In his tweetstorm, Trump defended his former campaign chairman Paul Manafort — who on Tuesday was convicted on eight felony counts of tax evasion and bank fraud — calling him a “brave man.”
“I feel very badly for Paul Manafort and his wonderful family,” Trump tweeted. “’Justice’ took a 12 year old tax case, among other things, applied tremendous pressure on him and, unlike Michael Cohen, he refused to ‘break’ — make up stories in order to get a ‘deal.’ Such respect for a brave man!”
Trump went on to insinuate that because the jury could not agree on 10 other charges Manafort was facing that the entire trial was a “witch hunt.”
Of course, the jury’s failure to reach a verdict on 10 counts does not mean Manafort is innocent of those charges. In fact, prosecutors could choose to re-try Manafort on those counts if they wished. And it does not discount the fact that Manafort was found guilty on eight charges that carry a maximum prison sentence of 80 years. Nevertheless, Manafort next faces a trial on charges of foreign lobbying and obstruction of justice. That trial is set to begin Sept. 17.
Trump then moved on to his longtime personal lawyer and “fixer” Michael Cohen, who pleaded guilty on Tuesday to similar tax evasion and bank fraud charges as Manafort, as well as two campaign finance charges that directly implicate Trump himself.
“Michael Cohen plead guilty to two counts of campaign finance violations that are not a crime,” Trump tweeted. “President Obama had a big campaign finance violation and it was easily settled!”
Of course, the campaign finances charges Cohen pleaded guilty to are in fact crimes.
The first campaign finance charge Cohen pleaded guilty to was knowingly and willfully causing a corporation to make a contribution and expenditure over the legal limit in an effort to influence an election. This charge relates to paying $150,000 to a former Playboy model to keep her affair allegation against Trump silent.
Cohen also pleaded guilty to knowingly and willfully making an excessive campaign contribution to Trump’s campaign to influence the election. This relates to the $130,000 payment to porn actress Stormy Daniels to keep her affair allegation silent.
And Trump is incorrect in saying that the Cohen counts are similar to the campaign finance fine former President Barack Obama had in 2008. That fine came in regards to auditing and filing errors, not knowing and willful attempts to exceed campaign finance limits to influence the campaign.

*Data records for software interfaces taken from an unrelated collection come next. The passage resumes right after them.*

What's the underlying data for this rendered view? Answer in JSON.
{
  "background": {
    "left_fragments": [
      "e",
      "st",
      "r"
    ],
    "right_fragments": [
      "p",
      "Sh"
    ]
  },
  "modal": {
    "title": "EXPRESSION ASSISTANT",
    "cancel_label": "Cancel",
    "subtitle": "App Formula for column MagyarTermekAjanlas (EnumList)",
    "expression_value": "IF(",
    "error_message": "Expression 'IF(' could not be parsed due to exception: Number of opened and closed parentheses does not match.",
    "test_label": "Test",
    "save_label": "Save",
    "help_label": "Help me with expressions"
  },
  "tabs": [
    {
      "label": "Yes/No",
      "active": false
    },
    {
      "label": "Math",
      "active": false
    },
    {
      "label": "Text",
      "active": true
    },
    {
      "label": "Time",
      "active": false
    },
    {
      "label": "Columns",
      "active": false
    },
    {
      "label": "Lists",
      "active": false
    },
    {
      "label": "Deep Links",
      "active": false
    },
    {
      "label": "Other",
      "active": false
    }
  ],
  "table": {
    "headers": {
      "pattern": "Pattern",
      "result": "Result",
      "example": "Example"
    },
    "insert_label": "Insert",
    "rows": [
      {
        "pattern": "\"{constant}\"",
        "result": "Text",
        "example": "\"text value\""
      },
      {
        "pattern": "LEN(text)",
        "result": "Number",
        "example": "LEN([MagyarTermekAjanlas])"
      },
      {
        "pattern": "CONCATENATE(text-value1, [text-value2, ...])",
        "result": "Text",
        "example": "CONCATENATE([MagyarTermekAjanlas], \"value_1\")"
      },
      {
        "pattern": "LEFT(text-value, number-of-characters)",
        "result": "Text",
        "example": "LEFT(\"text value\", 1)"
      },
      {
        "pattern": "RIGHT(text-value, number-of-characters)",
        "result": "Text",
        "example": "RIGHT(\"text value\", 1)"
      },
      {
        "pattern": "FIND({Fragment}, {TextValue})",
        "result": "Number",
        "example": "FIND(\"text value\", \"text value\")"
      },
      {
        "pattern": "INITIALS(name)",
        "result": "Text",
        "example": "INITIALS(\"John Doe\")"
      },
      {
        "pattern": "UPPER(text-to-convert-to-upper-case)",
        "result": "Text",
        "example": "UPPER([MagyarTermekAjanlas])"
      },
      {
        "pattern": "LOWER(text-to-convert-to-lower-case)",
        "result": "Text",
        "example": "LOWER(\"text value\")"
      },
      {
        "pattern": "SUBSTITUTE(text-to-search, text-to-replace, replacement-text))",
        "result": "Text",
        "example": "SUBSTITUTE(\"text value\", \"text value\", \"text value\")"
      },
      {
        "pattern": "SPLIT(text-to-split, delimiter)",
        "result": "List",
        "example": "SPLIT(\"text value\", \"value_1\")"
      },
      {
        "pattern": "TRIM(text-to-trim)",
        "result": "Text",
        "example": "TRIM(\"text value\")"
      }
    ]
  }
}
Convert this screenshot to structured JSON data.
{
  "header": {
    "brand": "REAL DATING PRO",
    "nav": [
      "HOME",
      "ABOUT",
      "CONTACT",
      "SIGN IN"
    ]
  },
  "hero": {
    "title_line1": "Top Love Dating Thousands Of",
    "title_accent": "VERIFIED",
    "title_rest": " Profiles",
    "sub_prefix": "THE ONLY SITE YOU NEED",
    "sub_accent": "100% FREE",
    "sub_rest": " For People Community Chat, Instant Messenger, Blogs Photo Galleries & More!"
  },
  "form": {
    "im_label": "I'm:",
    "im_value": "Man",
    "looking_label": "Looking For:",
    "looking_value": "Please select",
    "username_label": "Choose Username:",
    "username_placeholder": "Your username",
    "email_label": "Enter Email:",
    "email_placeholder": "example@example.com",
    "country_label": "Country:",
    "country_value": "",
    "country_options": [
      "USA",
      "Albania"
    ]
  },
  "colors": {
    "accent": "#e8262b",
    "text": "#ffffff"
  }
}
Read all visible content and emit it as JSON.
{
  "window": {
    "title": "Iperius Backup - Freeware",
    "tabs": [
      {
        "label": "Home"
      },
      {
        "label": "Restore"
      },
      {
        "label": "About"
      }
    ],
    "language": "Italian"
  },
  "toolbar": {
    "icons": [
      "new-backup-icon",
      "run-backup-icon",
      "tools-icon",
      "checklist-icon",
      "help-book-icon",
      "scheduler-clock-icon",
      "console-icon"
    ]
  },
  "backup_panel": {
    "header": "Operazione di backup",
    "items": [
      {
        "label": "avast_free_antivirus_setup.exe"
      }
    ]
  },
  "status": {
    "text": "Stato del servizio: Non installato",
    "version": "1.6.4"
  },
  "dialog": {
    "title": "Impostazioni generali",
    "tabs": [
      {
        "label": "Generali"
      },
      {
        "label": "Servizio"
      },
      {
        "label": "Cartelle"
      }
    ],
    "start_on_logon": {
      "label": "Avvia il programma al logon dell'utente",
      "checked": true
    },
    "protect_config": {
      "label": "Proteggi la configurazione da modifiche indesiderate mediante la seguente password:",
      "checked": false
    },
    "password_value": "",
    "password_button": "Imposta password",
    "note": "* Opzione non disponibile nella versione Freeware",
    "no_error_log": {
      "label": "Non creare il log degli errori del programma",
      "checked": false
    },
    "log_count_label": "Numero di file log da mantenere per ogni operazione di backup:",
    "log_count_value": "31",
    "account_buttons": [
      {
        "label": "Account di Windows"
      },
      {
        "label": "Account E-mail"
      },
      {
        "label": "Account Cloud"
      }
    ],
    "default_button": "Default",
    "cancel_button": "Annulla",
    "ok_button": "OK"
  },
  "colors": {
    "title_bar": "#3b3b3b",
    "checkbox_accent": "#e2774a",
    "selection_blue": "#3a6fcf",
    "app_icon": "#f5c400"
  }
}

For example, the Obama campaign was fined for not filing documents required to be submitted in the final weeks of the 2008 campaign. At the time, 1,300 contributions totaling more than $1.8 million flowed into Obama’s coffers in the ending days of the election. The campaign was also fined for not returning excessive campaign contributions individuals had erroneously made to the campaign in a timely fashion.